Track Listing: 1. There He Goes
2. Lucky To Be Me
3. (In The) Wee Small Hours (Of The Morning)
4. St. Louis Blues
5. Easy Come, Easy Go
6. Love For Sale
7. Little Boy Blue
8. A Trout, No Doubt
9. Born To Blow The Blues
10. This Is New
11. No Moon At All
12. You Don't Know What Love Is
Personnel: Lucy Reed (vocals) with Art Farmer, Barry Galbraith, Don Abney, Milt Hinton, George Russell, Jimmy Cleveland, Bill Pemberton, Gil Evans, Harry Lookofsky, Eddie Higgins, and others.
I was first exposed to jazz as a middle school band student. A college ensemble passed through and put on a concert for the band students (of which I was one). The level of mastery and musicianship blew me away, intimidated, and inspired me
I was first exposed to jazz as a middle school band student.

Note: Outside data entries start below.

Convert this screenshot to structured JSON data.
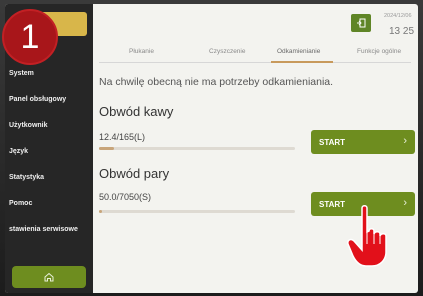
{
  "step_number": "1",
  "sidebar": {
    "items": [
      {
        "label": "System"
      },
      {
        "label": "Panel obsługowy"
      },
      {
        "label": "Użytkownik"
      },
      {
        "label": "Język"
      },
      {
        "label": "Statystyka"
      },
      {
        "label": "Pomoc"
      },
      {
        "label": "stawienia serwisowe"
      }
    ]
  },
  "header": {
    "date": "2024/12/06",
    "time": "13 25"
  },
  "tabs": [
    {
      "label": "Płukanie"
    },
    {
      "label": "Czyszczenie"
    },
    {
      "label": "Odkamienianie",
      "active": true
    },
    {
      "label": "Funkcje ogólne"
    }
  ],
  "notice": "Na chwilę obecną nie ma potrzeby odkamieniania.",
  "circuits": [
    {
      "title": "Obwód kawy",
      "value": "12.4/165(L)",
      "progress": 0.075,
      "button": "START"
    },
    {
      "title": "Obwód pary",
      "value": "50.0/7050(S)",
      "progress": 0.007,
      "button": "START"
    }
  ],
  "colors": {
    "accent_green": "#6e8d1f",
    "badge_red": "#a8161a",
    "sidebar_bg": "#262626",
    "tab_active": "#c89a5c"
  }
}
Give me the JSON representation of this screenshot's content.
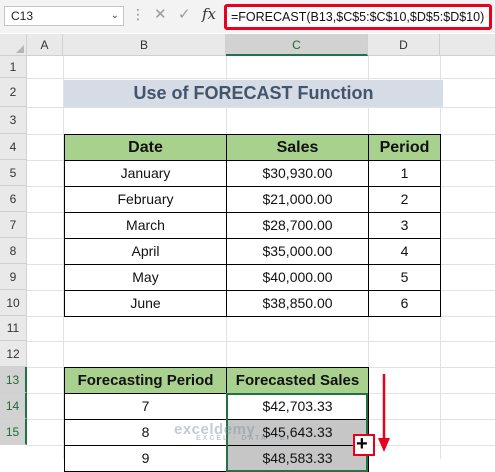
{
  "formula_bar": {
    "name_box": "C13",
    "fx_label": "fx",
    "formula": "=FORECAST(B13,$C$5:$C$10,$D$5:$D$10)"
  },
  "columns": [
    "A",
    "B",
    "C",
    "D"
  ],
  "rows": [
    "1",
    "2",
    "3",
    "4",
    "5",
    "6",
    "7",
    "8",
    "9",
    "10",
    "11",
    "12",
    "13",
    "14",
    "15"
  ],
  "title": "Use of FORECAST Function",
  "sales_table": {
    "headers": [
      "Date",
      "Sales",
      "Period"
    ],
    "rows": [
      [
        "January",
        "$30,930.00",
        "1"
      ],
      [
        "February",
        "$21,000.00",
        "2"
      ],
      [
        "March",
        "$28,700.00",
        "3"
      ],
      [
        "April",
        "$35,000.00",
        "4"
      ],
      [
        "May",
        "$40,000.00",
        "5"
      ],
      [
        "June",
        "$38,850.00",
        "6"
      ]
    ]
  },
  "forecast_table": {
    "headers": [
      "Forecasting Period",
      "Forecasted Sales"
    ],
    "rows": [
      [
        "7",
        "$42,703.33"
      ],
      [
        "8",
        "$45,643.33"
      ],
      [
        "9",
        "$48,583.33"
      ]
    ]
  },
  "watermark": {
    "name": "exceldemy",
    "tagline": "EXCEL · DATA · BI"
  },
  "colors": {
    "title_bg": "#d5dce6",
    "title_text": "#44546a",
    "header_bg": "#a9d18e",
    "selection": "#217346",
    "highlight_red": "#e8001c"
  }
}
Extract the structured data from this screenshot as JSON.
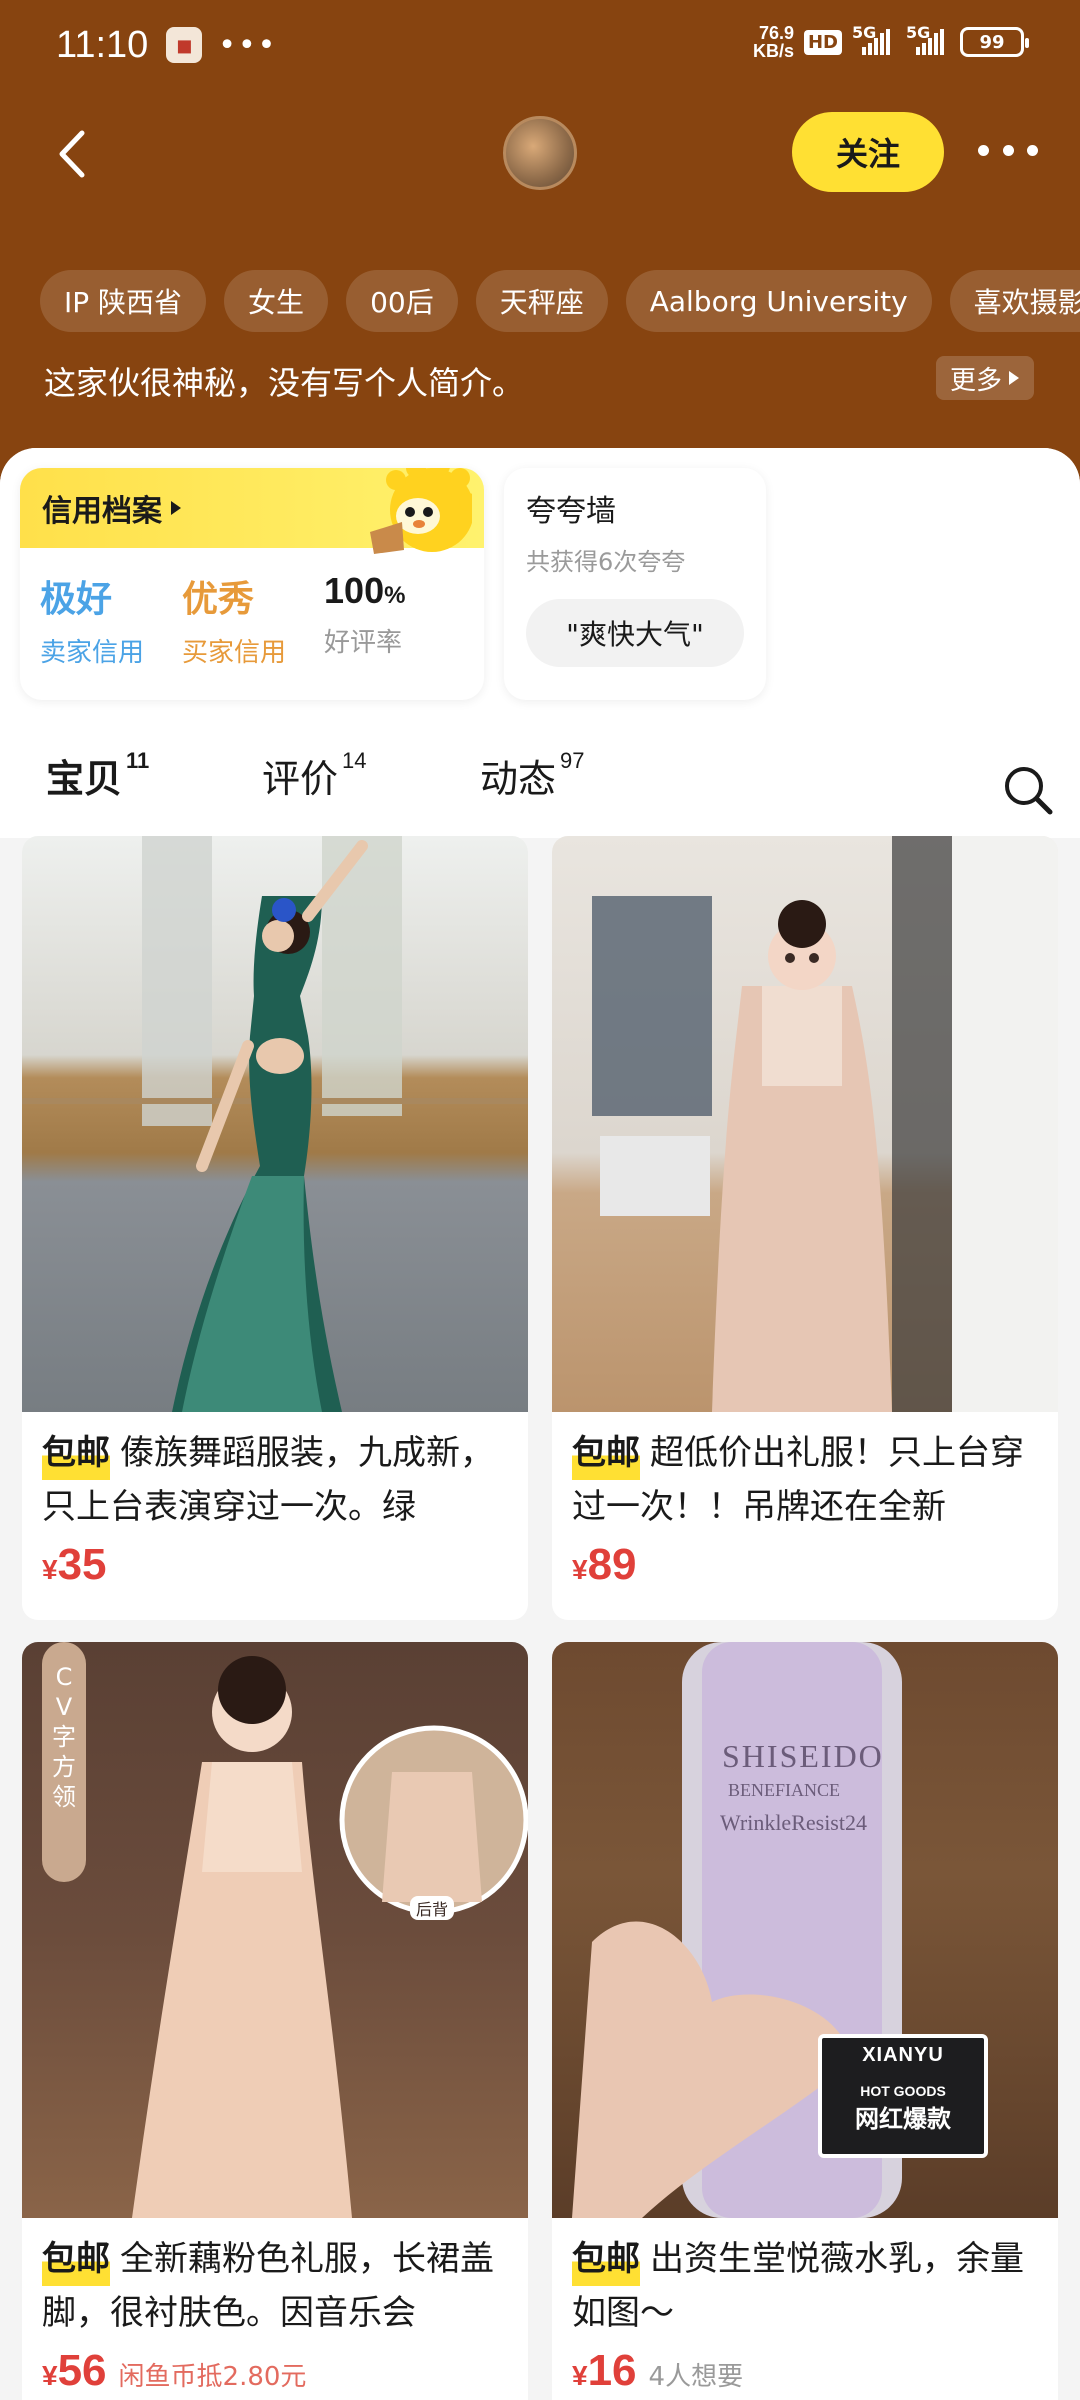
{
  "status_bar": {
    "time": "11:10",
    "net_speed_value": "76.9",
    "net_speed_unit": "KB/s",
    "hd_label": "HD",
    "signal1_label": "5G",
    "signal2_label": "5G",
    "battery": "99"
  },
  "profile": {
    "follow_label": "关注",
    "tags": [
      "IP 陕西省",
      "女生",
      "00后",
      "天秤座",
      "Aalborg University",
      "喜欢摄影、"
    ],
    "bio": "这家伙很神秘，没有写个人简介。",
    "more_label": "更多"
  },
  "credit": {
    "title": "信用档案",
    "seller_value": "极好",
    "seller_label": "卖家信用",
    "buyer_value": "优秀",
    "buyer_label": "买家信用",
    "rate_value": "100",
    "rate_unit": "%",
    "rate_label": "好评率"
  },
  "praise": {
    "title": "夸夸墙",
    "subtitle": "共获得6次夸夸",
    "chip": "\"爽快大气\""
  },
  "tabs": [
    {
      "label": "宝贝",
      "count": "11"
    },
    {
      "label": "评价",
      "count": "14"
    },
    {
      "label": "动态",
      "count": "97"
    }
  ],
  "products": [
    {
      "tag": "包邮",
      "title": "傣族舞蹈服装，九成新，只上台表演穿过一次。绿",
      "yen": "¥",
      "price": "35",
      "extra": ""
    },
    {
      "tag": "包邮",
      "title": "超低价出礼服！只上台穿过一次！！吊牌还在全新",
      "yen": "¥",
      "price": "89",
      "extra": ""
    },
    {
      "tag": "包邮",
      "title": "全新藕粉色礼服，长裙盖脚，很衬肤色。因音乐会",
      "yen": "¥",
      "price": "56",
      "extra": "闲鱼币抵2.80元"
    },
    {
      "tag": "包邮",
      "title": "出资生堂悦薇水乳，余量如图～",
      "yen": "¥",
      "price": "16",
      "extra": "4人想要"
    }
  ],
  "image_texts": {
    "p3_side": "C V字方领",
    "p3_inset": "后背",
    "p4_brand": "SHISEIDO",
    "p4_line": "BENEFIANCE",
    "p4_product": "WrinkleResist24",
    "p4_badge_top": "XIANYU",
    "p4_badge_mid": "HOT GOODS",
    "p4_badge_bottom": "网红爆款"
  },
  "colors": {
    "header_bg": "#874410",
    "accent_yellow": "#ffe033",
    "price_red": "#e0403a",
    "seller_blue": "#4ba3e6",
    "buyer_orange": "#e79a3a"
  },
  "icons": [
    "back-arrow-icon",
    "more-dots-icon",
    "triangle-right-icon",
    "search-icon"
  ]
}
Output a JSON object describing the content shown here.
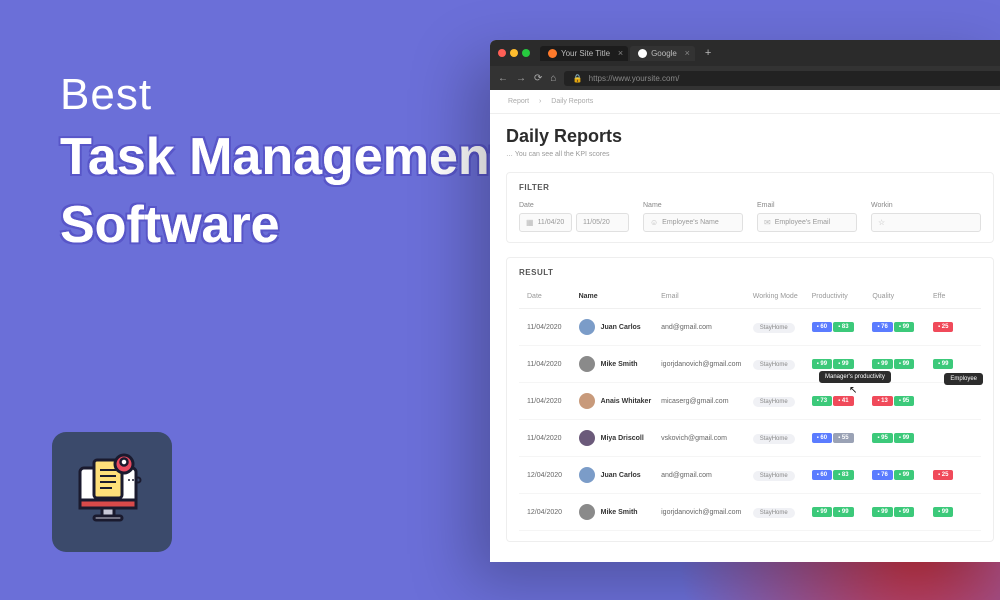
{
  "hero": {
    "line1": "Best",
    "line2": "Task Management",
    "line3": "Software"
  },
  "browser": {
    "tabs": [
      {
        "title": "Your Site Title",
        "favicon": "#ff7a2b"
      },
      {
        "title": "Google",
        "favicon": "#fff"
      }
    ],
    "url": "https://www.yoursite.com/",
    "breadcrumb": [
      "Report",
      "Daily Reports"
    ],
    "page_title": "Daily Reports",
    "page_sub": "… You can see all the KPI scores",
    "filter": {
      "title": "FILTER",
      "date": {
        "label": "Date",
        "from": "11/04/20",
        "to": "11/05/20"
      },
      "name": {
        "label": "Name",
        "placeholder": "Employee's Name"
      },
      "email": {
        "label": "Email",
        "placeholder": "Employee's Email"
      },
      "mode": {
        "label": "Workin"
      }
    },
    "result": {
      "title": "RESULT",
      "columns": [
        "Date",
        "Name",
        "Email",
        "Working Mode",
        "Productivity",
        "Quality",
        "Effe"
      ],
      "rows": [
        {
          "date": "11/04/2020",
          "name": "Juan Carlos",
          "email": "and@gmail.com",
          "mode": "StayHome",
          "prod": [
            {
              "v": 60,
              "c": "b"
            },
            {
              "v": 83,
              "c": "g"
            }
          ],
          "qual": [
            {
              "v": 76,
              "c": "b"
            },
            {
              "v": 99,
              "c": "g"
            }
          ],
          "eff": [
            {
              "v": 25,
              "c": "r"
            }
          ],
          "avatar": "#7b9cc8"
        },
        {
          "date": "11/04/2020",
          "name": "Mike Smith",
          "email": "igorjdanovich@gmail.com",
          "mode": "StayHome",
          "prod": [
            {
              "v": 99,
              "c": "g"
            },
            {
              "v": 99,
              "c": "g"
            }
          ],
          "qual": [
            {
              "v": 99,
              "c": "g"
            },
            {
              "v": 99,
              "c": "g"
            }
          ],
          "eff": [
            {
              "v": 99,
              "c": "g"
            }
          ],
          "avatar": "#8a8a8a"
        },
        {
          "date": "11/04/2020",
          "name": "Anais Whitaker",
          "email": "micaserg@gmail.com",
          "mode": "StayHome",
          "prod": [
            {
              "v": 73,
              "c": "g"
            },
            {
              "v": 41,
              "c": "r"
            }
          ],
          "qual": [
            {
              "v": 13,
              "c": "r"
            },
            {
              "v": 95,
              "c": "g"
            }
          ],
          "eff": [],
          "avatar": "#c89a7b",
          "tip1": "Manager's productivity",
          "tip2": "Employee",
          "cursor": true
        },
        {
          "date": "11/04/2020",
          "name": "Miya Driscoll",
          "email": "vskovich@gmail.com",
          "mode": "StayHome",
          "prod": [
            {
              "v": 60,
              "c": "b"
            },
            {
              "v": 55,
              "c": "gy"
            }
          ],
          "qual": [
            {
              "v": 95,
              "c": "g"
            },
            {
              "v": 99,
              "c": "g"
            }
          ],
          "eff": [],
          "avatar": "#6b5a7a"
        },
        {
          "date": "12/04/2020",
          "name": "Juan Carlos",
          "email": "and@gmail.com",
          "mode": "StayHome",
          "prod": [
            {
              "v": 60,
              "c": "b"
            },
            {
              "v": 83,
              "c": "g"
            }
          ],
          "qual": [
            {
              "v": 76,
              "c": "b"
            },
            {
              "v": 99,
              "c": "g"
            }
          ],
          "eff": [
            {
              "v": 25,
              "c": "r"
            }
          ],
          "avatar": "#7b9cc8"
        },
        {
          "date": "12/04/2020",
          "name": "Mike Smith",
          "email": "igorjdanovich@gmail.com",
          "mode": "StayHome",
          "prod": [
            {
              "v": 99,
              "c": "g"
            },
            {
              "v": 99,
              "c": "g"
            }
          ],
          "qual": [
            {
              "v": 99,
              "c": "g"
            },
            {
              "v": 99,
              "c": "g"
            }
          ],
          "eff": [
            {
              "v": 99,
              "c": "g"
            }
          ],
          "avatar": "#8a8a8a"
        }
      ]
    }
  }
}
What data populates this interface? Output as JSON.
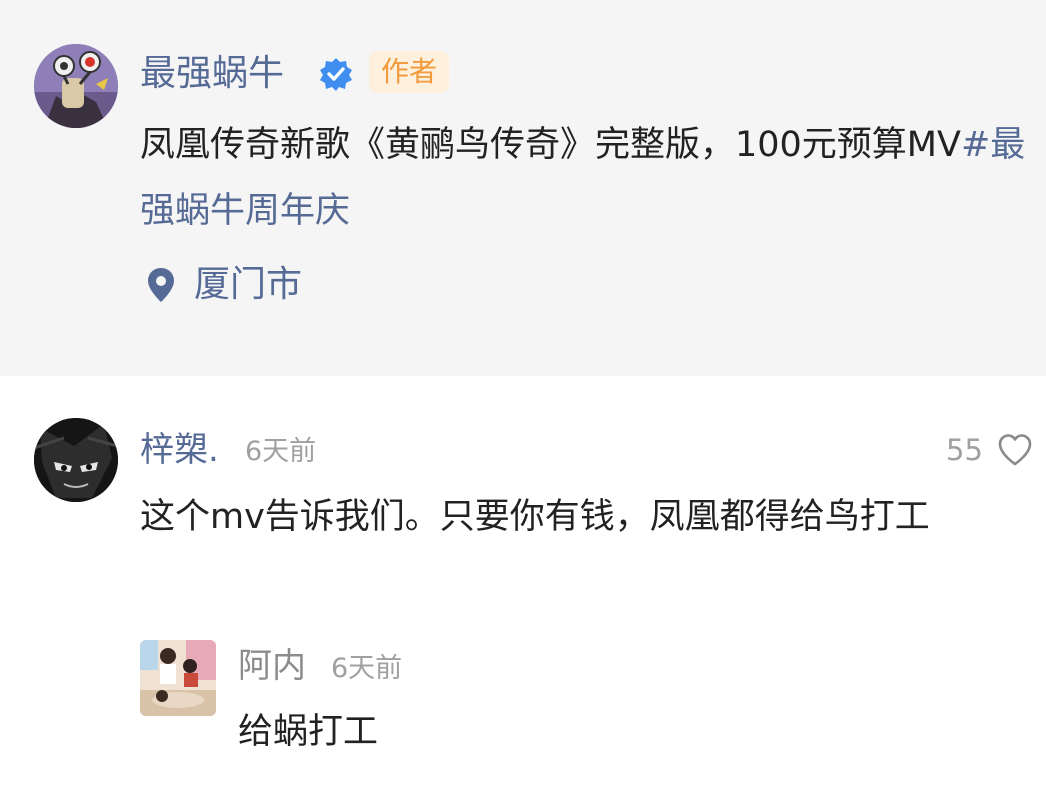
{
  "post": {
    "author_name": "最强蜗牛",
    "verified_icon": "verified-check-icon",
    "author_badge": "作者",
    "text_main": "凤凰传奇新歌《黄鹂鸟传奇》完整版，100元预算MV",
    "hashtag": "#最强蜗牛周年庆",
    "location_icon": "location-pin-icon",
    "location": "厦门市"
  },
  "comment": {
    "author_name": "梓槊.",
    "time": "6天前",
    "likes": "55",
    "like_icon": "heart-outline-icon",
    "text": "这个mv告诉我们。只要你有钱，凤凰都得给鸟打工",
    "reply": {
      "author_name": "阿内",
      "time": "6天前",
      "text": "给蜗打工"
    }
  },
  "colors": {
    "name_blue": "#566a96",
    "badge_orange": "#f29a3c",
    "badge_bg": "#fdf0dd",
    "card_bg": "#f5f5f5",
    "meta_gray": "#a0a0a0",
    "verified_blue": "#3f8ef0"
  }
}
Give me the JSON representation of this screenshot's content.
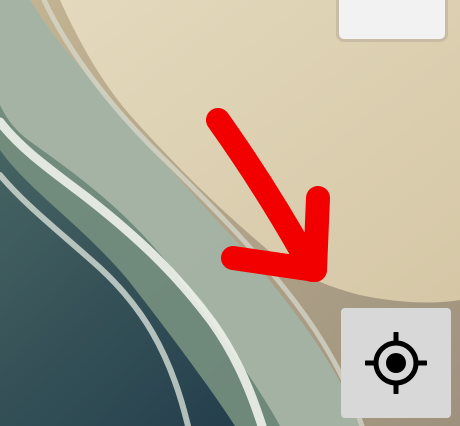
{
  "map": {
    "view": "satellite",
    "annotation": "red-arrow-pointing-down-right"
  },
  "controls": {
    "top_panel": "",
    "locate_button": {
      "icon": "crosshair-locate-icon"
    }
  },
  "colors": {
    "sand": "#d8cba9",
    "wet_sand": "#b3a68a",
    "surf": "#b9c2b6",
    "shallow_water": "#6f8778",
    "deep_water": "#1f3848",
    "arrow": "#f20000",
    "button": "#d8d8d8"
  }
}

A college ensemble passed through and put on a concert for the band students (of which I was one). The level of mastery and musicianship blew me away, intimidated, and inspired me. Try as I might, I was never able to achieve a high enough level of competency to perform at the level I was first and subsequently exposed to. Regardless, I was hooked on jazz and remain so to this day.